▶ [Your assignment]: Your answer should be one number, the count of lines in the listing below containing the word "content".

▶ [Extracted data]:
##############################

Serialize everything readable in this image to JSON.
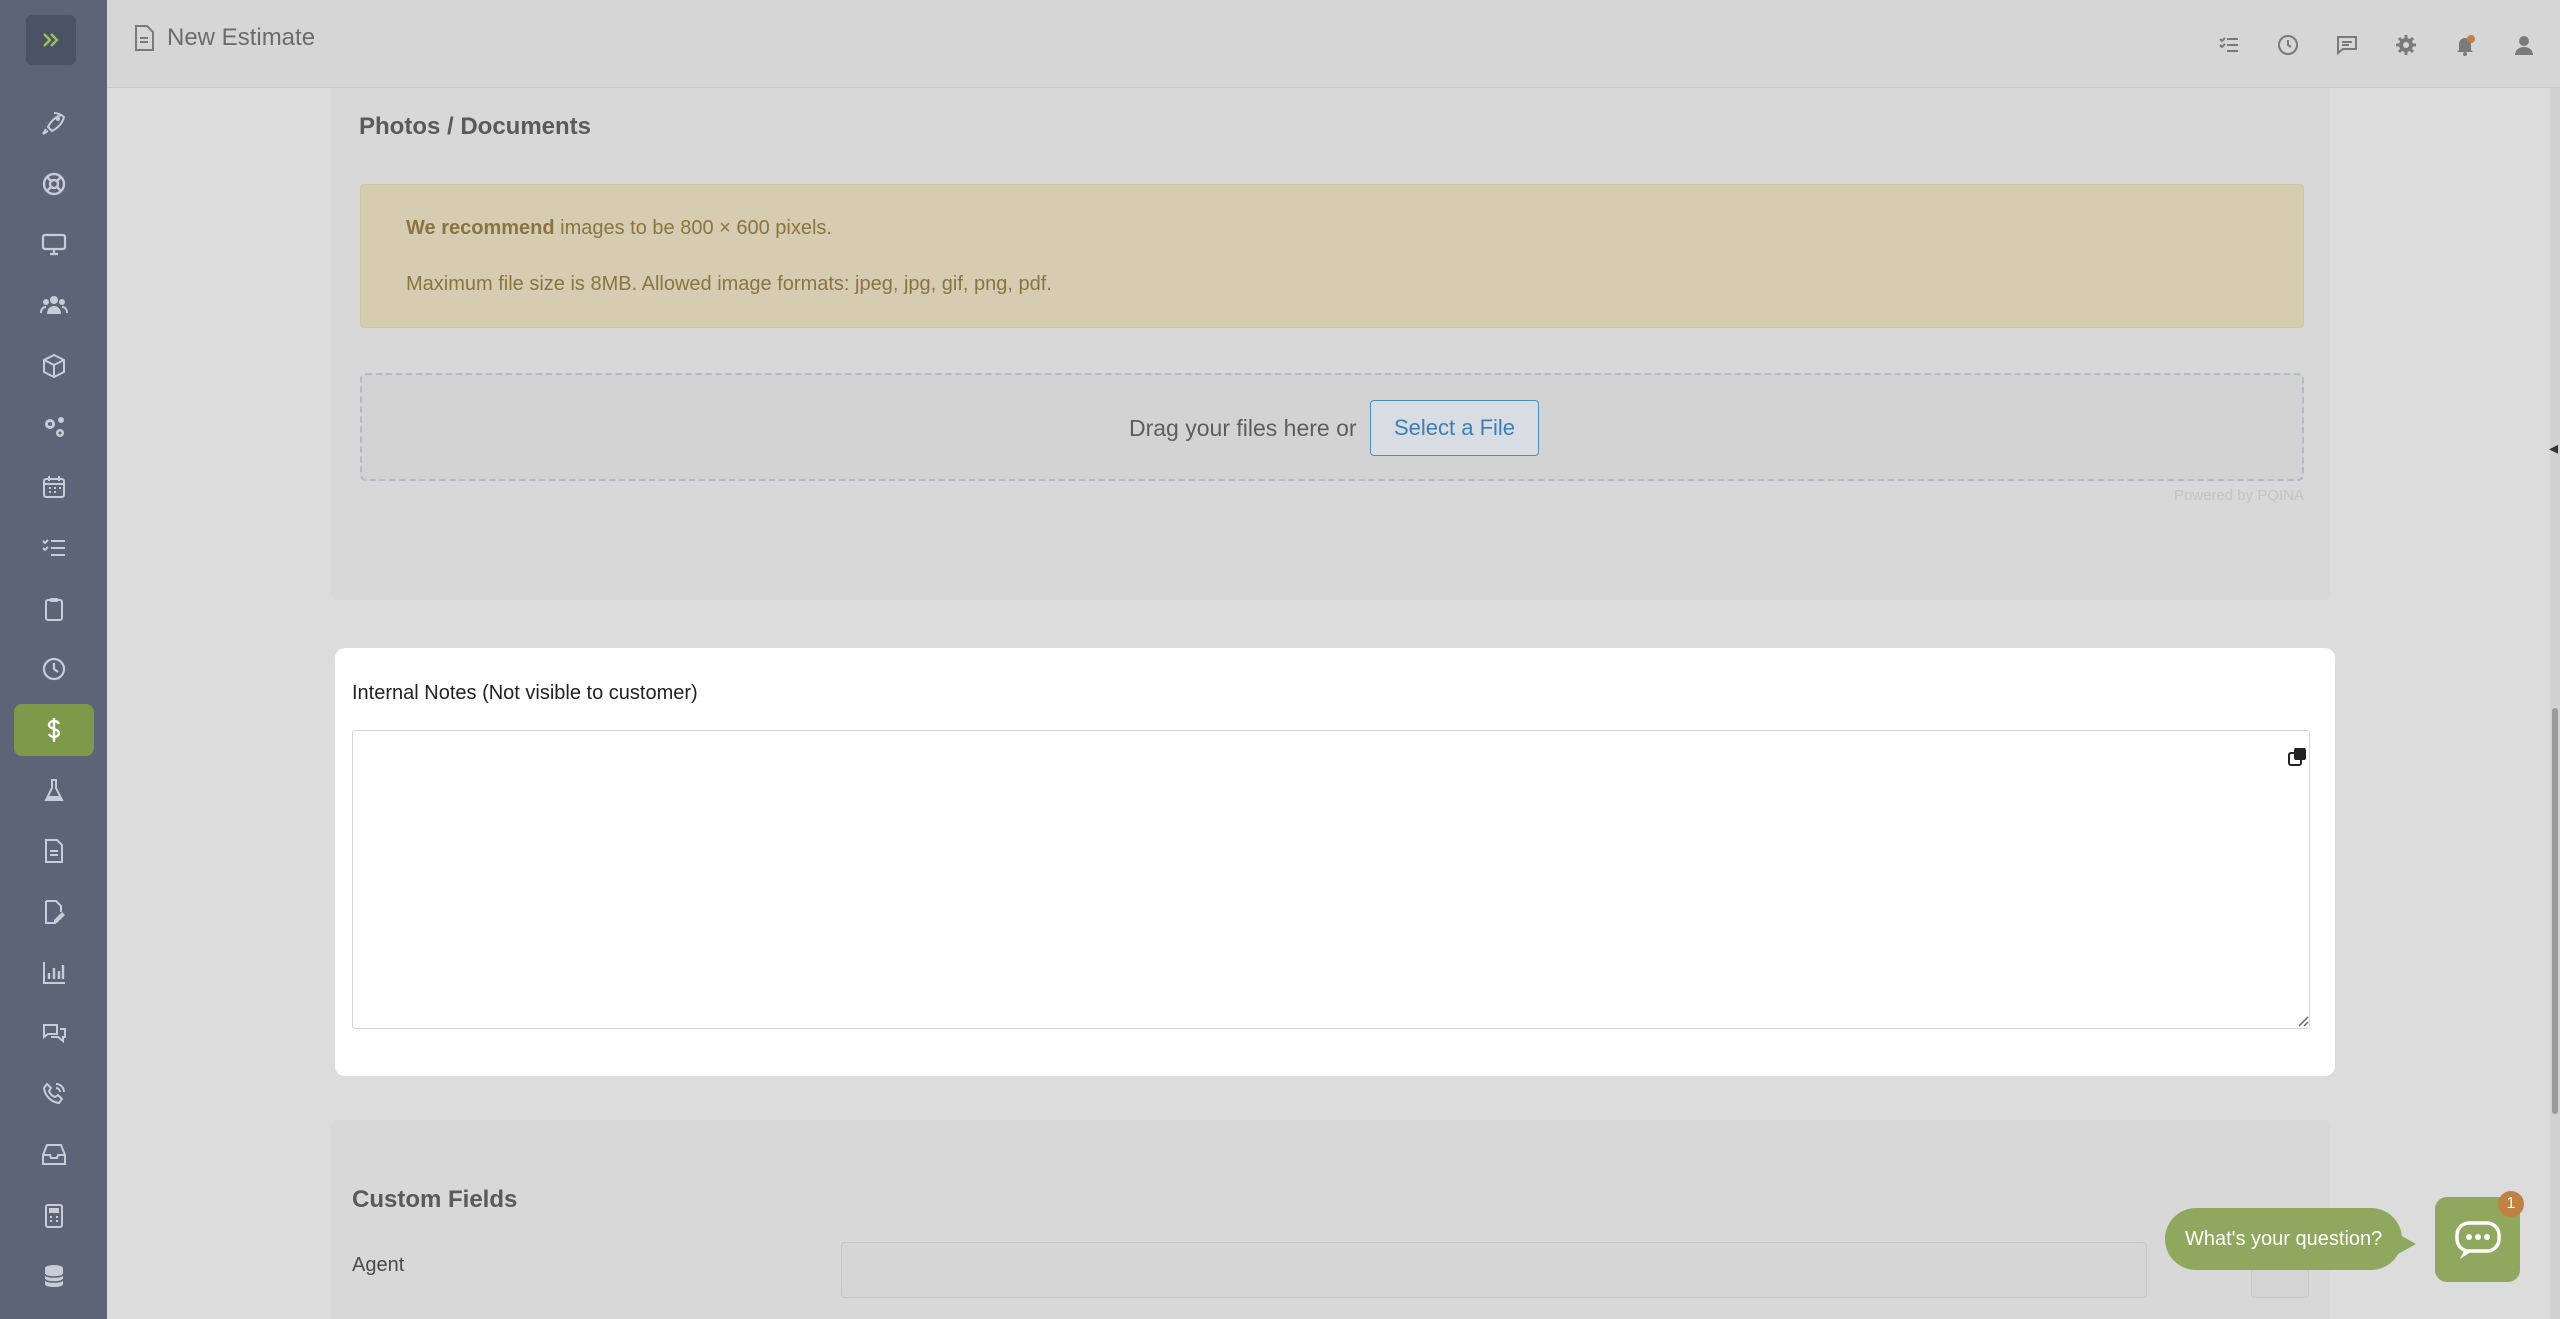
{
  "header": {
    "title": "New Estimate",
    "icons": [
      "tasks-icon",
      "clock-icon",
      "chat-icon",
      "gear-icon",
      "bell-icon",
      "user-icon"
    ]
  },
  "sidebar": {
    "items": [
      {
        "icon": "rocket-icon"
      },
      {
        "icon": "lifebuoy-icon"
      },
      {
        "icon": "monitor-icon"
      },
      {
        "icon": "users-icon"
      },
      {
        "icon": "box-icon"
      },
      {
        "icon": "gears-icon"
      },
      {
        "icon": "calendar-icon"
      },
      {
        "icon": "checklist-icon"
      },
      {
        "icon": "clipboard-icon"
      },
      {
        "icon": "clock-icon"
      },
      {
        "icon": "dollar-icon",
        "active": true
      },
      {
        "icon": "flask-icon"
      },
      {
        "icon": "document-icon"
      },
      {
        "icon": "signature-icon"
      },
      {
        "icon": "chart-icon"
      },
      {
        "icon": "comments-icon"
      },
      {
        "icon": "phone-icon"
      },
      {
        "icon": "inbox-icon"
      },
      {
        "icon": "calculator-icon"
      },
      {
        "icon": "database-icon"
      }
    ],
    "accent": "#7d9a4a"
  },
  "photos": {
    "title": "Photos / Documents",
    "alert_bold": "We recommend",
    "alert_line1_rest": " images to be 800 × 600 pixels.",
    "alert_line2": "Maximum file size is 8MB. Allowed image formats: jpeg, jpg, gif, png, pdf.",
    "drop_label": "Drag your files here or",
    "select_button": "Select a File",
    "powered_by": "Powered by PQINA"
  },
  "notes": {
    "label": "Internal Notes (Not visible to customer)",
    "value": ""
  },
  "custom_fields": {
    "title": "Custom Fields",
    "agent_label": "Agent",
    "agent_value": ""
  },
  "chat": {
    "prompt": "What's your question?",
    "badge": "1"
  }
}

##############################

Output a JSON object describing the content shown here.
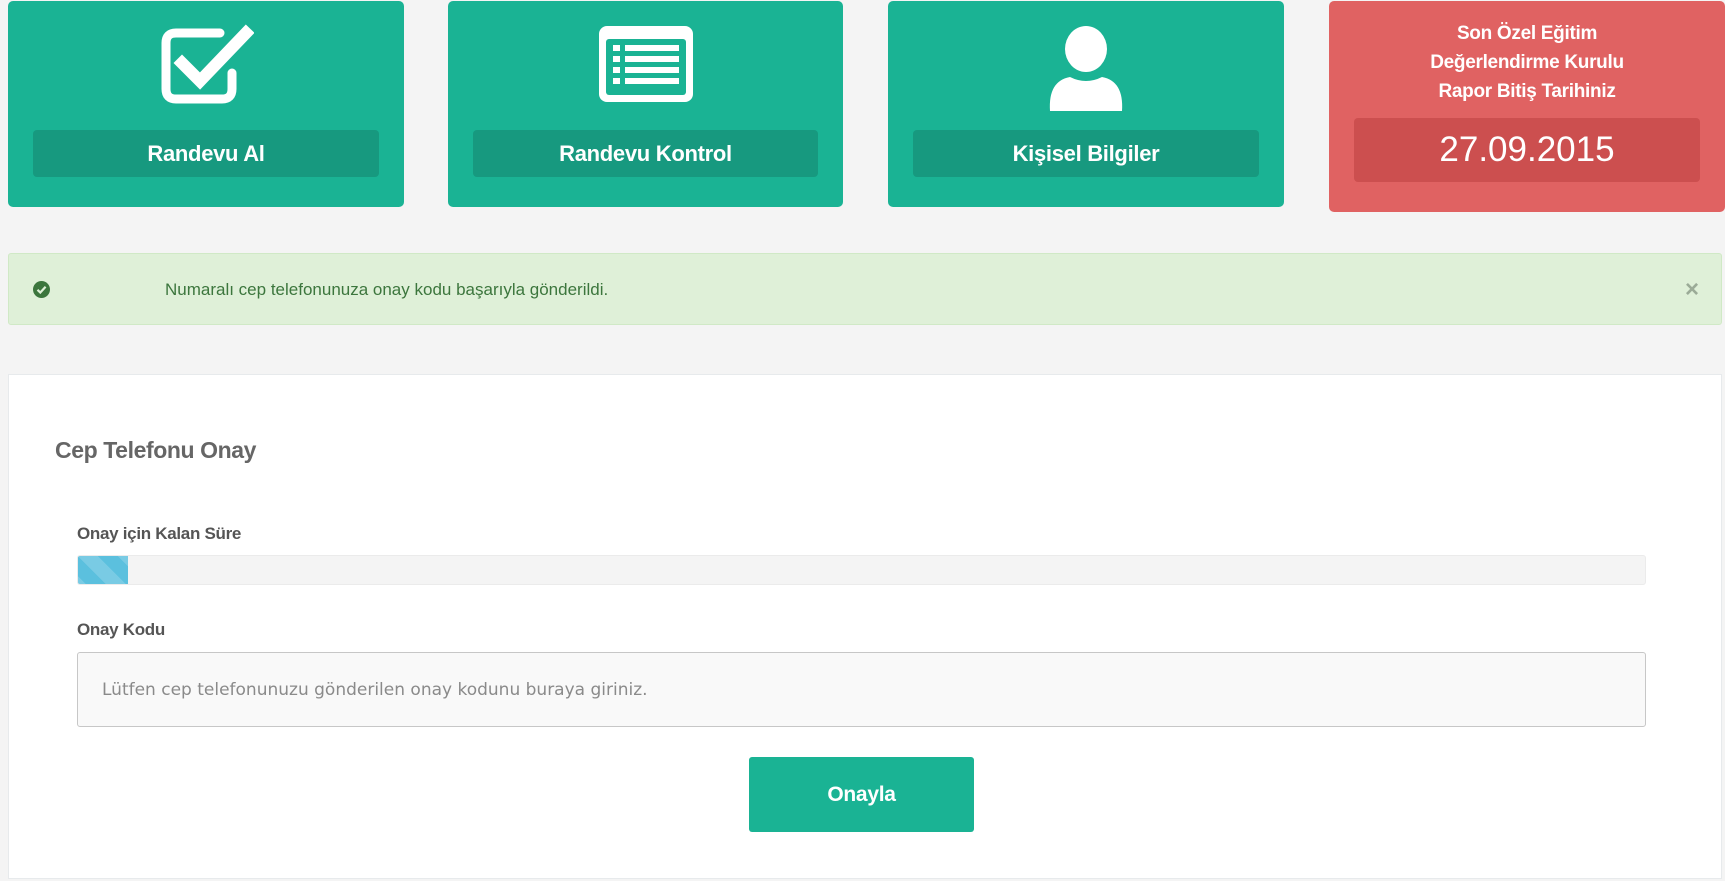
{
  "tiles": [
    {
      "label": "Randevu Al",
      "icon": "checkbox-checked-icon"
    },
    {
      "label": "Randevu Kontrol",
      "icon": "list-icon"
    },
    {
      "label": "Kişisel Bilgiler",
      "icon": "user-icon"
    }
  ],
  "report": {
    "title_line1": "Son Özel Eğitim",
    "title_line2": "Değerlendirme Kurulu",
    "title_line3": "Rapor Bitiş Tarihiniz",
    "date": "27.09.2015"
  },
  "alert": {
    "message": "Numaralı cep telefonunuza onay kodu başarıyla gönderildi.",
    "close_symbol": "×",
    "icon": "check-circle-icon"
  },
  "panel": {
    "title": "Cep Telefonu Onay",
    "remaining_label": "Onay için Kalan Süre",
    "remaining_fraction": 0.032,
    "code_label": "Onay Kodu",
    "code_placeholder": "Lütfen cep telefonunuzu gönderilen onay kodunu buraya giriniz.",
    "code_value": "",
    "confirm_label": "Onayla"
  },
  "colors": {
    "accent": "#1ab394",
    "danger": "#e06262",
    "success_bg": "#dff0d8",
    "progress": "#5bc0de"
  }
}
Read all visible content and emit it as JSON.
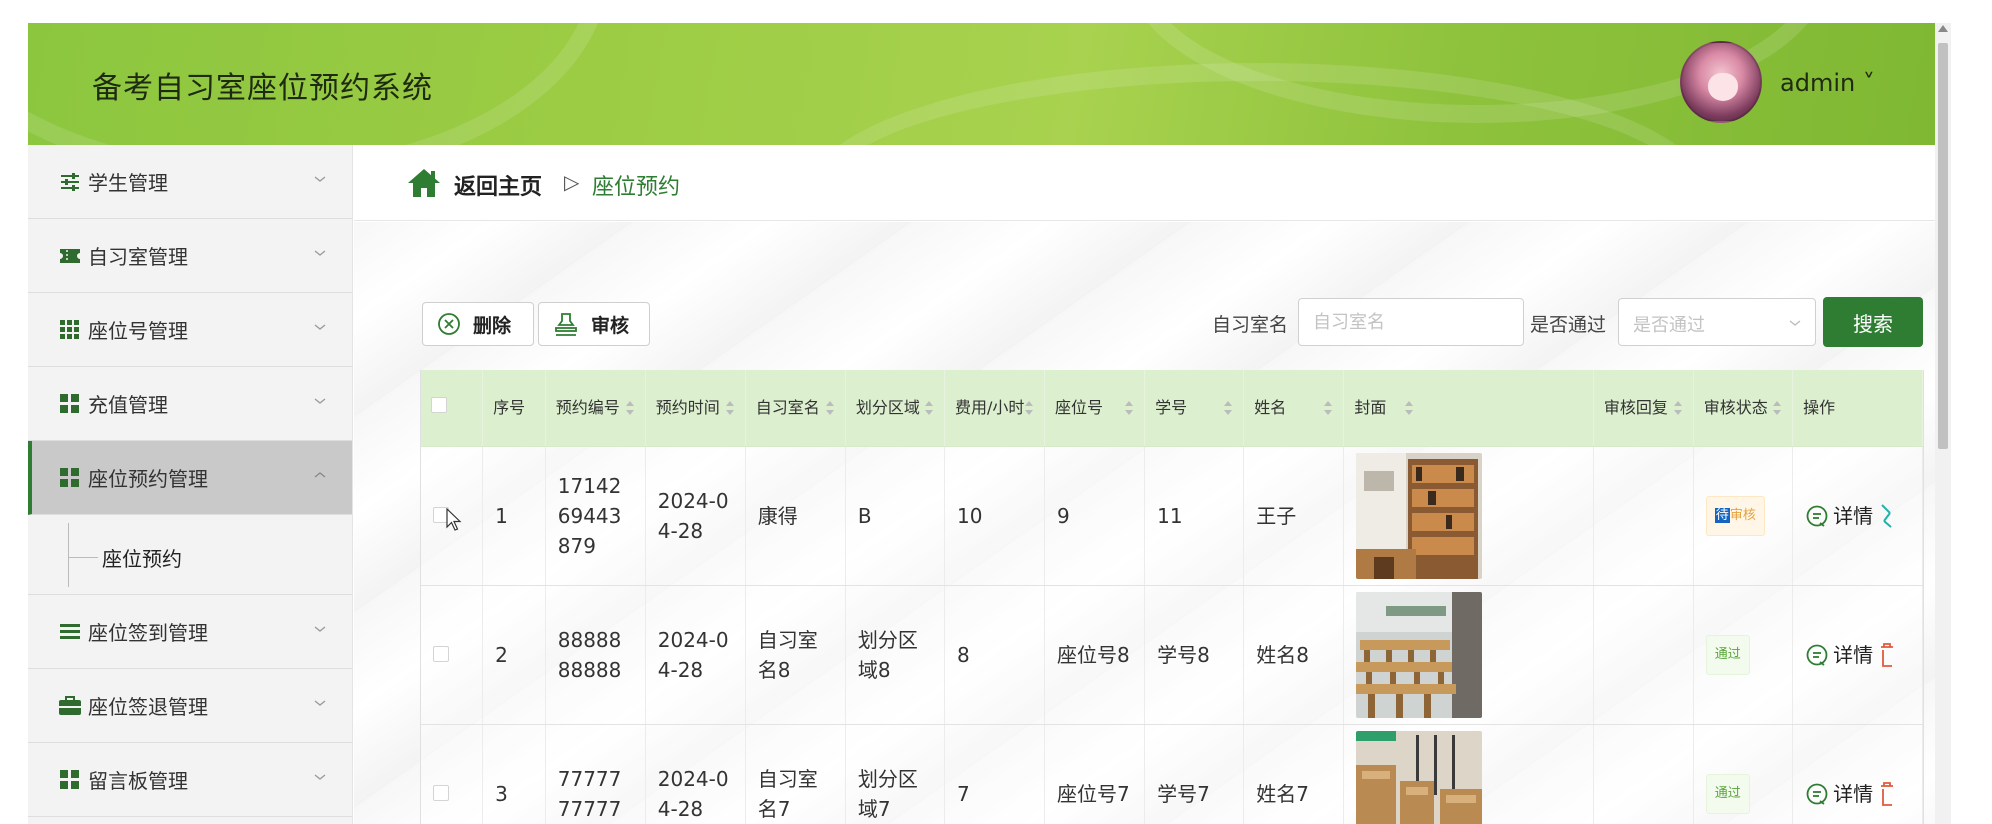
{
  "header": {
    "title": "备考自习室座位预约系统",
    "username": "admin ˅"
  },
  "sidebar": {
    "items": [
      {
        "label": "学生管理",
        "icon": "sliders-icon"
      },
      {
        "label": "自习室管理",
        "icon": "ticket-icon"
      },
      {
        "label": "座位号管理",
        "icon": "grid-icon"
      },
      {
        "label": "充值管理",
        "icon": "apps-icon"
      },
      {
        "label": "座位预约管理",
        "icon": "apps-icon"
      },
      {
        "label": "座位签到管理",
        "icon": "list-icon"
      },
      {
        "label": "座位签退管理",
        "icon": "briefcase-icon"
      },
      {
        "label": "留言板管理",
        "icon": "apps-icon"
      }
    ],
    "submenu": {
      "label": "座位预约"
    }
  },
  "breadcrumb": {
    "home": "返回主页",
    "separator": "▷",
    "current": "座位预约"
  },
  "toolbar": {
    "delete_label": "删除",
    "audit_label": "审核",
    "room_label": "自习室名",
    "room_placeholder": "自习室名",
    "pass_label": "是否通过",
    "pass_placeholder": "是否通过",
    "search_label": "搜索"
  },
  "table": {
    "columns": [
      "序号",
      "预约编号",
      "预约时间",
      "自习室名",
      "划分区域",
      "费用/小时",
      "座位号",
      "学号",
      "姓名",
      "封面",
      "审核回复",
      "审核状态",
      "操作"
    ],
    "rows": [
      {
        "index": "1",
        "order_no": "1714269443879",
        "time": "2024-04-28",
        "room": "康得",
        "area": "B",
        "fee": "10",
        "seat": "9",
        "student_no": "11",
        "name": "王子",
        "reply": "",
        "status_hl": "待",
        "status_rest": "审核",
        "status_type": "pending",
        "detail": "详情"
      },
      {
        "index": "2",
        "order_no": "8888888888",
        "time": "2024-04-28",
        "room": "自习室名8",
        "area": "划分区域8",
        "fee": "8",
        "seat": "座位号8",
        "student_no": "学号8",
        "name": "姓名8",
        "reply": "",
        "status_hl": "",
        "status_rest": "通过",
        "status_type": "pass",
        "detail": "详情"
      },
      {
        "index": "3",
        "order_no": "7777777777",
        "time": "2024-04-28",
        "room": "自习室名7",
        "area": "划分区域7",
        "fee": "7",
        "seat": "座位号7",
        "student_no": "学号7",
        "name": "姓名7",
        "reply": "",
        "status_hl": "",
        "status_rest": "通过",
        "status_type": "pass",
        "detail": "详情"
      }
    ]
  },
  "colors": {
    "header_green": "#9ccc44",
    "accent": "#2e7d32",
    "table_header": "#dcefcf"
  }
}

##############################

▶ [Expected answer]: 2